Researchers used a total sample size of 843 people, and found 132 of them in the sample with those "problematic relationships", and when checking their DNA, found that they were more likely to carry the genetic mutation. In fact, they discovered that it actually happened more often in women than in men, and researchers are now looking to the CHRNA4 gene, which activates the brain's reward center in Internet addicts. That in turn is part of how nicotine addicts' brains function, so calling the two processes similar is well in line.

Internet addiction is a problem, but in many cases it's a problem that's made fun of almost as much as it is seriously addressed.
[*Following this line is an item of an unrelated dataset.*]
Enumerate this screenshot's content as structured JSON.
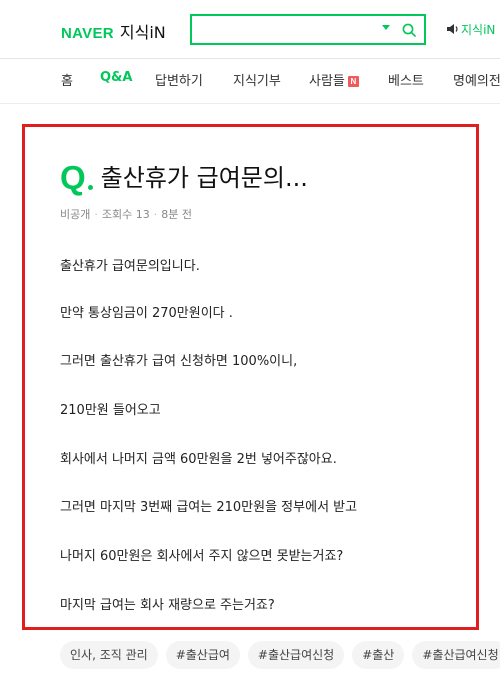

Its comparatively recent emergence--the Internet has only been around in a major commercial form for around 20 years now--has also left it less understood than addictions to substances that have been around for centuries like drugs, alcohol and even sex.

Still, the identification of a potential genetic component to Internet addiction may provide key insight into its diagnosis and treatment, which in turn has the potential to restore quality of life to many people out there who may not even know that that "just one more click" has turned into an addiction.

Edited by Brooke Neuman

Contributing TechZone360 Writer

Related Articles

The World is His Oyster: Connected Solutions Enable Daniel Ward to See Food

By: Paula Bernier    3/16/2018

Fresh seafood can taste great, but if it is not handled properly, people can get sick, and that can lead to business closures and lost revenues. That'…

Read More

How to Get Ready for GDPR if You've Waited Until the Last Minute

By: Special Guest    3/14/2018

With less than two months until the General Data Protection Regulations (GDPR) deadline, many companies have already started making sure that their bu…

Read More

How Fintech is Helping Create Global Businesses

By: Special Guest    3/14/2018

The growth of Fintech probably has not escaped your attention. Whether you're a customer making contactless payments or an investor weighing up CFD tr…

Read More

Are We Prepared for Automation?

By: Special Guest    3/13/2018

We are barreling toward a future of automation. A great proportion of the six million US manufacturing jobs that have disappeared over the last few de…

Read More

The Dark Web - A Hot Bed for Cybercrime

By: Special Guest    3/12/2018

There is a corner of the internet that is cloaked from every day users. Beneath the typical search engines and web browsers, an illegal marketplace is…

Read More